The Shootout this week is the less prestigious event. It's draws amateur and professional racers from all over the country in six different classes of wing and non-wing racing. 1650+ have registered for the event. That's a lot of race cars. Next week is only midget racing. It's the event that brings Kyle Larson, Christopher Bell, Alex Bowman, Ricky Stenhouse, Daryn Pittman, Sammy Swindell, Kyle Busch, and Rico Abreu to Tulsa. For those that know racing, these are big names. Last year Logan Seavey won in a thriller driving for Kevin Swindell. Hoping for a repeat as I'm a Swindell fan. Kevin Swindell lost the use of his legs many years ago in an racing accident. He's become a competitive car owner and crew chief. It was an honor to meet him a few years ago in Knoxville. I was glad to shake his hand and let him know I appreciate what he does for the sake of our entertainment.
I played eighteen holes on Tuesday this week. I got through the first twelve holes playing pretty standard golf for me. A lot of "half boagie" golf. I play six holes , and shoot three over par. I play twelve holes, and shoot six over par. I shoot in the low eighties a lot overall. But this Tuesday was different. My last six holes were embarrassing. I ended up joining two other players for the last six holes and think I was somewhere around eleven over par for that stretch. Generally I like joining other players, but the two gentlemen I joined wanted nothing to do with me. It was awkward. I didn't hit a playable drive on several holes and had to take a drop a few times. No smiles. No conversation. I tried to engage each of them a few times, but they didn't reply in kind. Language barrier was certainly an issue, but that's never been much of a problem in the past. Even when I offered praise on a few of their good shots it was awkward. It was certainly an outlier moment for my time here in China. Will give it a go again today and do my best to make sure my attitude determines my game. Hit some good ones and smile. Hit some bad ones and laugh.

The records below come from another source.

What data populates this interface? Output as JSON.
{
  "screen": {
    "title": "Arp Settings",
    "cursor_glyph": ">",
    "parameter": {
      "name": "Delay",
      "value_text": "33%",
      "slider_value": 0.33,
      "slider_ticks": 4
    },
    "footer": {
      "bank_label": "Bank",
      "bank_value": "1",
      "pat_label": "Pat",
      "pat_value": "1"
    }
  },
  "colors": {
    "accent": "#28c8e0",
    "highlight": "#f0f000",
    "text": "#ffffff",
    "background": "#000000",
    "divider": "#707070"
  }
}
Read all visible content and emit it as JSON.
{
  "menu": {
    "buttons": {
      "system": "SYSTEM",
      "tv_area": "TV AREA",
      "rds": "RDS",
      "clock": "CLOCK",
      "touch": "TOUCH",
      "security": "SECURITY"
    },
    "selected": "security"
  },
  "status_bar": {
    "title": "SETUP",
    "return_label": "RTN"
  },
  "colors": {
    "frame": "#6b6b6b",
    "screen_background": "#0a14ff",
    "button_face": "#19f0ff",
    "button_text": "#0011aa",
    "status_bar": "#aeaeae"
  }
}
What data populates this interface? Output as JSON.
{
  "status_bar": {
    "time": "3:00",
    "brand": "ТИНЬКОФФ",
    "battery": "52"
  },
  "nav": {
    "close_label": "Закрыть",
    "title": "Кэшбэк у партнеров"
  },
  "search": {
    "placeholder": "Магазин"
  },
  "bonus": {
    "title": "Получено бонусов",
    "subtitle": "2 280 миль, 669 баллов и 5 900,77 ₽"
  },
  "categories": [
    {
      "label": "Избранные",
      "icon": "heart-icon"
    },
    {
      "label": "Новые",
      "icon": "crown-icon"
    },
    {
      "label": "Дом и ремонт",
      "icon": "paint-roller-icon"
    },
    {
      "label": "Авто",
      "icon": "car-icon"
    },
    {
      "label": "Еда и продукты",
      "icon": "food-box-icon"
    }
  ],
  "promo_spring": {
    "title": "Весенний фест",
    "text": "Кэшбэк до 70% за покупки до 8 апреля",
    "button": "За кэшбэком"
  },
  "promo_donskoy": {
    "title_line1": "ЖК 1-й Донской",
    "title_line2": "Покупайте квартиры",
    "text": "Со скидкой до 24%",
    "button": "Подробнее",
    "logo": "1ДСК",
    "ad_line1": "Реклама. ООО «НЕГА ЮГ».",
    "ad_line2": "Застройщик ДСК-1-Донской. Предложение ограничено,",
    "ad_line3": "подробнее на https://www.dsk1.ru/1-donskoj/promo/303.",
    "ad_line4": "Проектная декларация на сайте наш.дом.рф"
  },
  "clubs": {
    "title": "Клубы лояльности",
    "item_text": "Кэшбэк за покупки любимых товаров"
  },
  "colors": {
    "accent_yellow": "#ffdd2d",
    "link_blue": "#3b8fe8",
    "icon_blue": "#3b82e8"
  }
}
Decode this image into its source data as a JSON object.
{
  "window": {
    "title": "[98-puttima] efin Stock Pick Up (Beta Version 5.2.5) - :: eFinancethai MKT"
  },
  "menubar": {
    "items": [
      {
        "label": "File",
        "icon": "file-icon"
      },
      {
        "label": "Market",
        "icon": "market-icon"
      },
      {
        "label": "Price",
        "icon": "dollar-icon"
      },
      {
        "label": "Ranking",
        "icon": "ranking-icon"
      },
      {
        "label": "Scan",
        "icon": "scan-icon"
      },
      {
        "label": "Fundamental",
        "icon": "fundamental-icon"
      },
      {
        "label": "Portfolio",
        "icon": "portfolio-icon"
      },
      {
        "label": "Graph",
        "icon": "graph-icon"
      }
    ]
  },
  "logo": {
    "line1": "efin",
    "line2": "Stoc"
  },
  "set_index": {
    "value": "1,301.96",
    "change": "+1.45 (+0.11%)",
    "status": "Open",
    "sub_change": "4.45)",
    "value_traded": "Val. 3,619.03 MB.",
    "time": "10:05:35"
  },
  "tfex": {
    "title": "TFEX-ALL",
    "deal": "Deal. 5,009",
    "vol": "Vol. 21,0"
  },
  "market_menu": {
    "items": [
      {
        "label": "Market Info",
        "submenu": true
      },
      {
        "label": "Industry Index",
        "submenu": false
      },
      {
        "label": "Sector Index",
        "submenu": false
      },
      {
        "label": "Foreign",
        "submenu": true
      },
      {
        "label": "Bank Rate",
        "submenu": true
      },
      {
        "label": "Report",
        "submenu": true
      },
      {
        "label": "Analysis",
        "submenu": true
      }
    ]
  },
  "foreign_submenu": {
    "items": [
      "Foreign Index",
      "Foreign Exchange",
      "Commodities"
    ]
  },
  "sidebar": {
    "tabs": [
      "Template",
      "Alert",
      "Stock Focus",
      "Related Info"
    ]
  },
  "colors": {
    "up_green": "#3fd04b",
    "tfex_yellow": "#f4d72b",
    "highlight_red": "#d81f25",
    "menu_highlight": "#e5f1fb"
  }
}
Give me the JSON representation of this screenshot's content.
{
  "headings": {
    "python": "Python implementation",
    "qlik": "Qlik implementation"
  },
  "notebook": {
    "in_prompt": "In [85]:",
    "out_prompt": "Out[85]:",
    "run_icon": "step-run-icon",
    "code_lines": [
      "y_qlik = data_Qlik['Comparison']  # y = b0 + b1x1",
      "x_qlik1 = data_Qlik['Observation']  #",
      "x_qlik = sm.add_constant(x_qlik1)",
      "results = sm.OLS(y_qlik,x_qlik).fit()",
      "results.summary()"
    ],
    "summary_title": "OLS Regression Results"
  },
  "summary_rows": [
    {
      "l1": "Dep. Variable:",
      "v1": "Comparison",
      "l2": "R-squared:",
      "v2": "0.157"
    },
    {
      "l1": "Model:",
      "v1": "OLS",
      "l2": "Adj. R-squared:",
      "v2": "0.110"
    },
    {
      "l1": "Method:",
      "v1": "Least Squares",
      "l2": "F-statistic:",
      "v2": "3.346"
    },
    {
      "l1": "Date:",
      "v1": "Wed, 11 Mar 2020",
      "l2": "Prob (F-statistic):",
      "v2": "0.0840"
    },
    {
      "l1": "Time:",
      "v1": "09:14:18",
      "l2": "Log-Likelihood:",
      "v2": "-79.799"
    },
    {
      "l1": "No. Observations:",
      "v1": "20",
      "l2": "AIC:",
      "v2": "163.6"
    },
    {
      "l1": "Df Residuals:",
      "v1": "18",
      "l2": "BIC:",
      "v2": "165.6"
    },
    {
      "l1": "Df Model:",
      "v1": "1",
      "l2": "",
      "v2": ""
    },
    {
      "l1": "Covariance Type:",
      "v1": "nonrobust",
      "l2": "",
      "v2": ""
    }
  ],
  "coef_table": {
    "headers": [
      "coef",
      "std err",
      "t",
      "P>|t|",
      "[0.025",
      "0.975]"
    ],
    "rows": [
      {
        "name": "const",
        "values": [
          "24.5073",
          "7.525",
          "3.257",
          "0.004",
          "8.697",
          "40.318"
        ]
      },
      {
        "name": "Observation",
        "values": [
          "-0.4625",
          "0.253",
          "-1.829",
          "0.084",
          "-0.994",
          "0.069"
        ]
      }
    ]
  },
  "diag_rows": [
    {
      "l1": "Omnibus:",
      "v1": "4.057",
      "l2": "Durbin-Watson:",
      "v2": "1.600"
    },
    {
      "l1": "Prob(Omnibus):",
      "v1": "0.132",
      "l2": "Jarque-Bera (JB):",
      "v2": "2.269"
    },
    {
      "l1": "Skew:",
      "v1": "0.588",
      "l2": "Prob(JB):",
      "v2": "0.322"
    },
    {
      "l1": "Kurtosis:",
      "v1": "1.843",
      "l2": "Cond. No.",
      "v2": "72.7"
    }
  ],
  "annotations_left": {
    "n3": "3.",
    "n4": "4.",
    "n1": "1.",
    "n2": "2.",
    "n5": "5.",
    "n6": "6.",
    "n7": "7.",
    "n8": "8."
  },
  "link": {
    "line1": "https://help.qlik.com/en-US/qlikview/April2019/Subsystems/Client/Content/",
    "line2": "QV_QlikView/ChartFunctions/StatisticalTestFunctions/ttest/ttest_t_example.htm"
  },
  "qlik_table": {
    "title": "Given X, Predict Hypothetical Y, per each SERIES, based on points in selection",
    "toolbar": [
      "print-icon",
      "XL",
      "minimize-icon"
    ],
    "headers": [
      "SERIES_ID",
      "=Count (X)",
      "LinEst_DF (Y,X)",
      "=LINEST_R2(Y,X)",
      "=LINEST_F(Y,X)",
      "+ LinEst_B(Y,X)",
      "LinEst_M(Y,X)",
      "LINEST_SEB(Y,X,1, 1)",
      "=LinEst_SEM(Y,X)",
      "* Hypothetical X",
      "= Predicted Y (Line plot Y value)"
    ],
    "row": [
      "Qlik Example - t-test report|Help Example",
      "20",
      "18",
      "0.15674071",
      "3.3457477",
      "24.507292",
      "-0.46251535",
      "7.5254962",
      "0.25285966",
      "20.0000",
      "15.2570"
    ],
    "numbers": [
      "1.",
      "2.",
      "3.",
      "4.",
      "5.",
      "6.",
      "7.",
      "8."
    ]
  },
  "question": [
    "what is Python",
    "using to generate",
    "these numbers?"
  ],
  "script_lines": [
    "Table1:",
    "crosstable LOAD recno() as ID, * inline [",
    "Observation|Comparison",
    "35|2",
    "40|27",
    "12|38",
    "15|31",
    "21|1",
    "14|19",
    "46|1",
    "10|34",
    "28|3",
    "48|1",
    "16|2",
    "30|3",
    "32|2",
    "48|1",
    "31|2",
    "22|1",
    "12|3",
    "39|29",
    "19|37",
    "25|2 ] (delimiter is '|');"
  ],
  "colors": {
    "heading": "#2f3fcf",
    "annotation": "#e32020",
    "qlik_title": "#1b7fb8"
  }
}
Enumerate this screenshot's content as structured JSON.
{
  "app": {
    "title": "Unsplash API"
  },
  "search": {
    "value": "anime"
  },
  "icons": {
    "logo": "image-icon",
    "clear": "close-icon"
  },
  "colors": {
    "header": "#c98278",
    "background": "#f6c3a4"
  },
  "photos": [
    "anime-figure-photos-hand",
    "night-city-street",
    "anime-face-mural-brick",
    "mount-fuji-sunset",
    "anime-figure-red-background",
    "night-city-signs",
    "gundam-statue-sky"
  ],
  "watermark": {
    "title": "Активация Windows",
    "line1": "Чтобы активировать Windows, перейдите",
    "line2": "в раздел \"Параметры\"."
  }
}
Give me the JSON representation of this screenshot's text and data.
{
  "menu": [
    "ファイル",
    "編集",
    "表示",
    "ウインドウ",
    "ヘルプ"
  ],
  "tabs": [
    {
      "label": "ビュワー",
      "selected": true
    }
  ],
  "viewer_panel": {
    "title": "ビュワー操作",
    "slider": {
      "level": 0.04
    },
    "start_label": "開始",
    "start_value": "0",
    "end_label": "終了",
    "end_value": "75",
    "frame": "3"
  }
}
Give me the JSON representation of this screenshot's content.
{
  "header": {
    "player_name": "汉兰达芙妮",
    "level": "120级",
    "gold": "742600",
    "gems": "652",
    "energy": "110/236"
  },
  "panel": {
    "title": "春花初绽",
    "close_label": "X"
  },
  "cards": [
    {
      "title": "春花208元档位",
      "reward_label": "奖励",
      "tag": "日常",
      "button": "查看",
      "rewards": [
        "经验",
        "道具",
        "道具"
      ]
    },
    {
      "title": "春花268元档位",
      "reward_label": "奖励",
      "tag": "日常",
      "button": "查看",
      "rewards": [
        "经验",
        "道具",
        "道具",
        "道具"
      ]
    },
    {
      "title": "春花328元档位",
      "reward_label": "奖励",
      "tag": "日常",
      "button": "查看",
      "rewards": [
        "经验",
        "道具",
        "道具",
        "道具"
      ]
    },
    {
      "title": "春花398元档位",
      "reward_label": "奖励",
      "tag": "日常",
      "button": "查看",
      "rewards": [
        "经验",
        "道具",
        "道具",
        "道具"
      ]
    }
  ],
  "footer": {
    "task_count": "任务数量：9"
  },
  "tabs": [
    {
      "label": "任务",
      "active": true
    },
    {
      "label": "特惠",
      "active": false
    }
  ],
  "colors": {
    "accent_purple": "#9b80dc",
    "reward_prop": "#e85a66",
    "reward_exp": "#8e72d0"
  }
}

Got out to play eighteen holes again. Played the first fourteen with Lin and Soon. Both have only just started playing and struggled mightily, but we all had fun. I posted a string of doubles and boagies to start, but played the final twelve holes in only four over. I think I posted something like an 85 overall. You can see in the picture above most of the grass here is brown, but the fairways are all still green and the greens are in decent shape. They take good care of the course. I'm thinking that I might not get out again to play for a month. Weekends are just too expensive and it might be fairly cold through January. Today got up to just over sixty degrees. Not bad.
Two more days of work and then I head north to spend a few days in Wuxi with Aiyun before our Harbin ice adventure. Well, not "real" work, but grading and sitting in front of a computer watching videos and answering questions so I can have my Washington state certification renewed before next school year. Yippee skippee.
Final note: mom is Improving. She getting back her normal levels of dementia. Moira said the straight up hallucinations of seeing things that aren't there have gone away. Hoping that the next six months go smoothly. The helpless feeling of being on the wrong side of the planet was awful. I'm confident that my presence would have made a difference for her. Fingers crossed.